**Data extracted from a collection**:
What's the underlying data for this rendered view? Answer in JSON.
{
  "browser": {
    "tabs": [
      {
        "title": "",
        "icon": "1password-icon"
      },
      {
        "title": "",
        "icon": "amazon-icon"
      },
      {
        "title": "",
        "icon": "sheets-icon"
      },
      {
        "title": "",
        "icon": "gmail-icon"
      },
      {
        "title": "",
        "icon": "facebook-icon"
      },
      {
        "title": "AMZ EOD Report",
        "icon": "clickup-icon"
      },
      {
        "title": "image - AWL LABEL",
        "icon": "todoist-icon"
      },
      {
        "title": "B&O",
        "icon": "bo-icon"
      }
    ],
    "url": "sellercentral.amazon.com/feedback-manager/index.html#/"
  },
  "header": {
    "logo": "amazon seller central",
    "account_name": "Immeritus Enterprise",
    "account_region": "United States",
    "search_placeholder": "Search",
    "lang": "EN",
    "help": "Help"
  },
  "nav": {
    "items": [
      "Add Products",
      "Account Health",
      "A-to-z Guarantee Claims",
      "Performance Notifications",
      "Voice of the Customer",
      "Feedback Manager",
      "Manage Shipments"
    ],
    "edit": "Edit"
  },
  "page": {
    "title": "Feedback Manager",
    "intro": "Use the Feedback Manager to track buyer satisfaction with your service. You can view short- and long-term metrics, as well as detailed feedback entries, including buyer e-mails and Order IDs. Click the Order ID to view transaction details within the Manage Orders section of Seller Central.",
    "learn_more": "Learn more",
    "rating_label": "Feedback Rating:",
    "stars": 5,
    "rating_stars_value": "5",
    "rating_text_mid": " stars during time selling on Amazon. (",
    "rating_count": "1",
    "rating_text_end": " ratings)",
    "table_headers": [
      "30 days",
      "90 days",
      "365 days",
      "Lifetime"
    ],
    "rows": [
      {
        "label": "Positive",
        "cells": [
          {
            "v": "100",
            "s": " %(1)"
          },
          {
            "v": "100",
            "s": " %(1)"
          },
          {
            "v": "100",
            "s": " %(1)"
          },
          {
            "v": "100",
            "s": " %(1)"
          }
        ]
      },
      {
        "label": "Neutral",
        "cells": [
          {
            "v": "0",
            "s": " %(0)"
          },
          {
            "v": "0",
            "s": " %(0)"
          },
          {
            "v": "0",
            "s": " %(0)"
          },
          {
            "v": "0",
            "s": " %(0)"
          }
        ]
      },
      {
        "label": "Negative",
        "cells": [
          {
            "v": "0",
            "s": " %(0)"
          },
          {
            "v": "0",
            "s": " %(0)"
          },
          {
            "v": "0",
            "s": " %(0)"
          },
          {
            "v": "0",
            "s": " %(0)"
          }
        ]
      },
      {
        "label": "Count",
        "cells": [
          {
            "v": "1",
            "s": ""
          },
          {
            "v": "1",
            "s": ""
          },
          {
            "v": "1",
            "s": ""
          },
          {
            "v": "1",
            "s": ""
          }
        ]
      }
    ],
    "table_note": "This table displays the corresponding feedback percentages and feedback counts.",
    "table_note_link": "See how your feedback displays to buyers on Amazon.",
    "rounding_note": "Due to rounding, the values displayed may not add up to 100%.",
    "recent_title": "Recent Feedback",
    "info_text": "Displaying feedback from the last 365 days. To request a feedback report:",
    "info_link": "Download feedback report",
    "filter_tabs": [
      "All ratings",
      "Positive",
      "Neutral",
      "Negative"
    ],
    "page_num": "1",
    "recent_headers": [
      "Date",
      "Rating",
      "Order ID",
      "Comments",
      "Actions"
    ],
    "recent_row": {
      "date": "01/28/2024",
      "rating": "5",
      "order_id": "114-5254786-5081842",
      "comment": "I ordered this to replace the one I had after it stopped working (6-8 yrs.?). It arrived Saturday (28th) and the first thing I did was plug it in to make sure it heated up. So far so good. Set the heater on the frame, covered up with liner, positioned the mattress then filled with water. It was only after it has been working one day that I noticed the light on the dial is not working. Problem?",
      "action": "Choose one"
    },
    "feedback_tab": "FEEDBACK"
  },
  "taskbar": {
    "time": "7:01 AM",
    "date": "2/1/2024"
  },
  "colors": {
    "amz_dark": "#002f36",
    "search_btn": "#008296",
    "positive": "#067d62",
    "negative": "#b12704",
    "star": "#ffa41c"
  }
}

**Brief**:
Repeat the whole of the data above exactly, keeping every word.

**Answer space**:
What's the underlying data for this rendered view? Answer in JSON.
{
  "browser": {
    "tabs": [
      {
        "title": "",
        "icon": "1password-icon"
      },
      {
        "title": "",
        "icon": "amazon-icon"
      },
      {
        "title": "",
        "icon": "sheets-icon"
      },
      {
        "title": "",
        "icon": "gmail-icon"
      },
      {
        "title": "",
        "icon": "facebook-icon"
      },
      {
        "title": "AMZ EOD Report",
        "icon": "clickup-icon"
      },
      {
        "title": "image - AWL LABEL",
        "icon": "todoist-icon"
      },
      {
        "title": "B&O",
        "icon": "bo-icon"
      }
    ],
    "url": "sellercentral.amazon.com/feedback-manager/index.html#/"
  },
  "header": {
    "logo": "amazon seller central",
    "account_name": "Immeritus Enterprise",
    "account_region": "United States",
    "search_placeholder": "Search",
    "lang": "EN",
    "help": "Help"
  },
  "nav": {
    "items": [
      "Add Products",
      "Account Health",
      "A-to-z Guarantee Claims",
      "Performance Notifications",
      "Voice of the Customer",
      "Feedback Manager",
      "Manage Shipments"
    ],
    "edit": "Edit"
  },
  "page": {
    "title": "Feedback Manager",
    "intro": "Use the Feedback Manager to track buyer satisfaction with your service. You can view short- and long-term metrics, as well as detailed feedback entries, including buyer e-mails and Order IDs. Click the Order ID to view transaction details within the Manage Orders section of Seller Central.",
    "learn_more": "Learn more",
    "rating_label": "Feedback Rating:",
    "stars": 5,
    "rating_stars_value": "5",
    "rating_text_mid": " stars during time selling on Amazon. (",
    "rating_count": "1",
    "rating_text_end": " ratings)",
    "table_headers": [
      "30 days",
      "90 days",
      "365 days",
      "Lifetime"
    ],
    "rows": [
      {
        "label": "Positive",
        "cells": [
          {
            "v": "100",
            "s": " %(1)"
          },
          {
            "v": "100",
            "s": " %(1)"
          },
          {
            "v": "100",
            "s": " %(1)"
          },
          {
            "v": "100",
            "s": " %(1)"
          }
        ]
      },
      {
        "label": "Neutral",
        "cells": [
          {
            "v": "0",
            "s": " %(0)"
          },
          {
            "v": "0",
            "s": " %(0)"
          },
          {
            "v": "0",
            "s": " %(0)"
          },
          {
            "v": "0",
            "s": " %(0)"
          }
        ]
      },
      {
        "label": "Negative",
        "cells": [
          {
            "v": "0",
            "s": " %(0)"
          },
          {
            "v": "0",
            "s": " %(0)"
          },
          {
            "v": "0",
            "s": " %(0)"
          },
          {
            "v": "0",
            "s": " %(0)"
          }
        ]
      },
      {
        "label": "Count",
        "cells": [
          {
            "v": "1",
            "s": ""
          },
          {
            "v": "1",
            "s": ""
          },
          {
            "v": "1",
            "s": ""
          },
          {
            "v": "1",
            "s": ""
          }
        ]
      }
    ],
    "table_note": "This table displays the corresponding feedback percentages and feedback counts.",
    "table_note_link": "See how your feedback displays to buyers on Amazon.",
    "rounding_note": "Due to rounding, the values displayed may not add up to 100%.",
    "recent_title": "Recent Feedback",
    "info_text": "Displaying feedback from the last 365 days. To request a feedback report:",
    "info_link": "Download feedback report",
    "filter_tabs": [
      "All ratings",
      "Positive",
      "Neutral",
      "Negative"
    ],
    "page_num": "1",
    "recent_headers": [
      "Date",
      "Rating",
      "Order ID",
      "Comments",
      "Actions"
    ],
    "recent_row": {
      "date": "01/28/2024",
      "rating": "5",
      "order_id": "114-5254786-5081842",
      "comment": "I ordered this to replace the one I had after it stopped working (6-8 yrs.?). It arrived Saturday (28th) and the first thing I did was plug it in to make sure it heated up. So far so good. Set the heater on the frame, covered up with liner, positioned the mattress then filled with water. It was only after it has been working one day that I noticed the light on the dial is not working. Problem?",
      "action": "Choose one"
    },
    "feedback_tab": "FEEDBACK"
  },
  "taskbar": {
    "time": "7:01 AM",
    "date": "2/1/2024"
  },
  "colors": {
    "amz_dark": "#002f36",
    "search_btn": "#008296",
    "positive": "#067d62",
    "negative": "#b12704",
    "star": "#ffa41c"
  }
}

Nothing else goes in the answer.